The unprecedented levels of resources and influence that Apple wields are for nought without responsible leadership, and leadership is not about the blind worship of one person. It is not about egotism or being pedantic. It is not about the illusion of simplicity and perfection at the expense of countless others. It is about recognizing the difference between profit and greed, and therefore Jobs’ legacy and leadership up until his death shouldn’t be used as a compass to get to the future. We should instead look to the likes of Yvon Chouinard, founder of Patagonia, or Richard Branson, founder of Virgin Group, as examples of leaders who respect the people who work for them, the environment, and its precious resources.
Apple, and the consumer electronics industry as a whole, doesn’t respect the transience of the technology they are selling you. With all his influence Steve Jobs could have departed radically from a business-as-usual approach and lead the charge to create a truly sustainable and ethical model. A local model. A model that responsibly inspires everyone from budding designers to experienced businessmen. The connectivity and productivity that Apple devices deliver has been invaluable, but drooling over them as objects of desire without respect to their origins is a mistake we can no longer afford to make. We have to recognize that the design of these products thinly veils a marketing machine which in turn serves the short-term needs of shareholders: to make more money next year than the year prior. Until now we’ve been happy to sit back and watch the show, mesmerized by the illusion but disinterested in the reality.

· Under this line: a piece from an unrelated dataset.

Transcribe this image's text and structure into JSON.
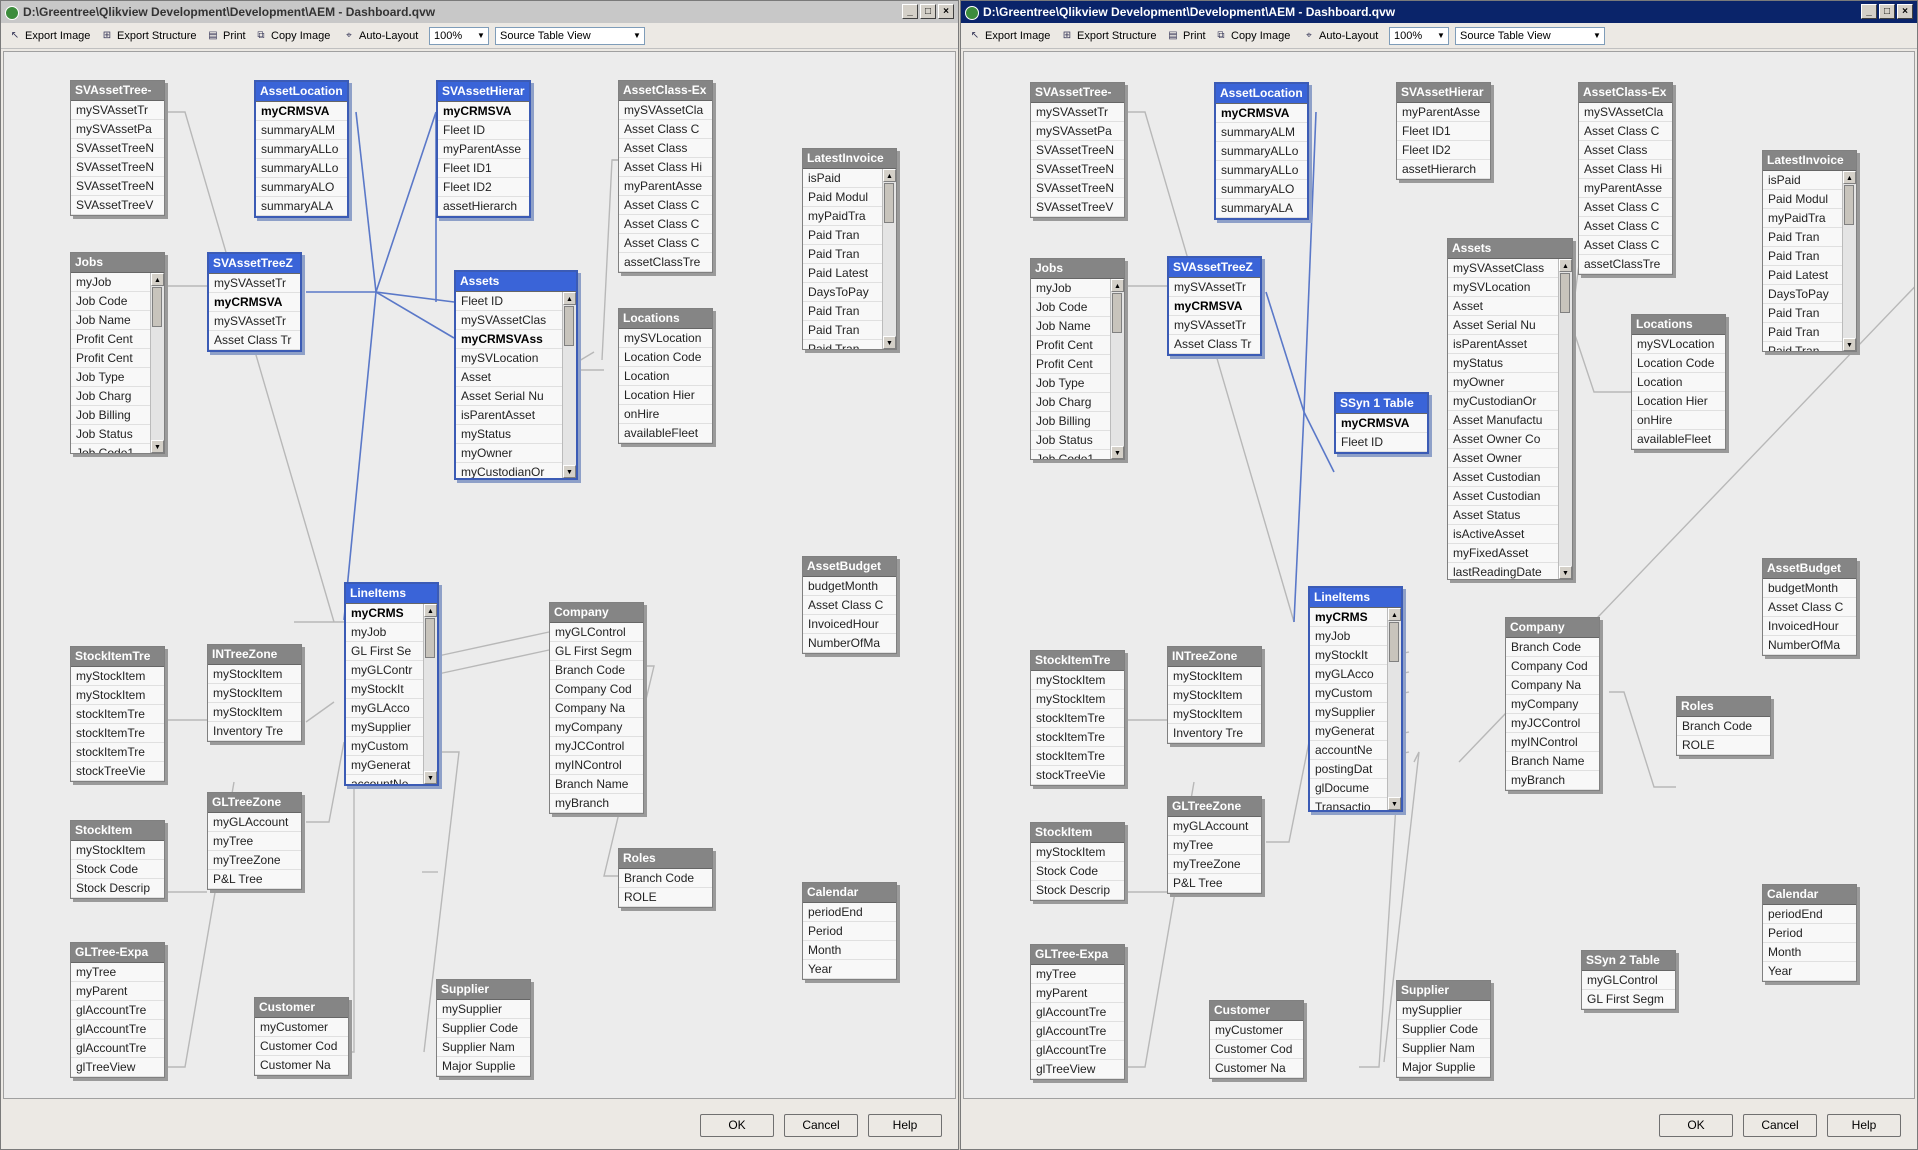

This brings us back to Ray Anderson. In 1994, his company’s twenty-second year, Ray “steered Interface on a new course—one designed to reduce their environmental footprint while increasing profits,” and wanted Interface to be “the first enterprise in history to become truly sustainable—to shut down the smokestacks, close off its effluent pipes, to do no harm to the environment and take nothing not easily renewed by the earth.” We should be talking about what Ray and others like him have quietly changed, not what Steve Jobs loudly perpetuated.
“For those who think business exists to make a profit, I suggest they think again. Business makes a profit to exist. Surely it must exist for some higher, nobler purpose than that.”
-Ray Anderson, 1934 - 2011.